*** Opening Material supplied ***

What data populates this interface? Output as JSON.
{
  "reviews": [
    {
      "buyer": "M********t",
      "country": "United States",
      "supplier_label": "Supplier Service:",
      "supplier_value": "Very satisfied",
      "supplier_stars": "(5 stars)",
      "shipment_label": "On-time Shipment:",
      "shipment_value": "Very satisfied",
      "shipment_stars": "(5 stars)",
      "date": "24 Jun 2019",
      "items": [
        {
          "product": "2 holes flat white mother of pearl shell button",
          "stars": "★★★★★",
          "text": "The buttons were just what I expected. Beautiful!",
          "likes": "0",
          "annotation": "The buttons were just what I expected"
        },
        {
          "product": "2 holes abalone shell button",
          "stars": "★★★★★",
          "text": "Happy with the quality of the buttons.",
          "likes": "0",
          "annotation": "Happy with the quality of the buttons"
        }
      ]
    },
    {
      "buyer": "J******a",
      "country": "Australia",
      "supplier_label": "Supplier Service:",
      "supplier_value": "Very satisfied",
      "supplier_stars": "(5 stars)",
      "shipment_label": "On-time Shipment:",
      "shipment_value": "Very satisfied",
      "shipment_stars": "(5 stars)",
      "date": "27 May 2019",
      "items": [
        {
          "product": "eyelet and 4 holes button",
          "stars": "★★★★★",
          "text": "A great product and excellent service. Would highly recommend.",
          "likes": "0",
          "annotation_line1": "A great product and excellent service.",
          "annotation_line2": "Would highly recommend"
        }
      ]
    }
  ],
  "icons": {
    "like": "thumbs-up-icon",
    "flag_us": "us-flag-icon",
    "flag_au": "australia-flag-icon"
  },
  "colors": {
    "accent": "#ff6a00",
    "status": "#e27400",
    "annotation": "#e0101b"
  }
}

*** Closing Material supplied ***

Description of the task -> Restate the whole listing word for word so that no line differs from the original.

Task response ->
What data populates this interface? Output as JSON.
{
  "reviews": [
    {
      "buyer": "M********t",
      "country": "United States",
      "supplier_label": "Supplier Service:",
      "supplier_value": "Very satisfied",
      "supplier_stars": "(5 stars)",
      "shipment_label": "On-time Shipment:",
      "shipment_value": "Very satisfied",
      "shipment_stars": "(5 stars)",
      "date": "24 Jun 2019",
      "items": [
        {
          "product": "2 holes flat white mother of pearl shell button",
          "stars": "★★★★★",
          "text": "The buttons were just what I expected. Beautiful!",
          "likes": "0",
          "annotation": "The buttons were just what I expected"
        },
        {
          "product": "2 holes abalone shell button",
          "stars": "★★★★★",
          "text": "Happy with the quality of the buttons.",
          "likes": "0",
          "annotation": "Happy with the quality of the buttons"
        }
      ]
    },
    {
      "buyer": "J******a",
      "country": "Australia",
      "supplier_label": "Supplier Service:",
      "supplier_value": "Very satisfied",
      "supplier_stars": "(5 stars)",
      "shipment_label": "On-time Shipment:",
      "shipment_value": "Very satisfied",
      "shipment_stars": "(5 stars)",
      "date": "27 May 2019",
      "items": [
        {
          "product": "eyelet and 4 holes button",
          "stars": "★★★★★",
          "text": "A great product and excellent service. Would highly recommend.",
          "likes": "0",
          "annotation_line1": "A great product and excellent service.",
          "annotation_line2": "Would highly recommend"
        }
      ]
    }
  ],
  "icons": {
    "like": "thumbs-up-icon",
    "flag_us": "us-flag-icon",
    "flag_au": "australia-flag-icon"
  },
  "colors": {
    "accent": "#ff6a00",
    "status": "#e27400",
    "annotation": "#e0101b"
  }
}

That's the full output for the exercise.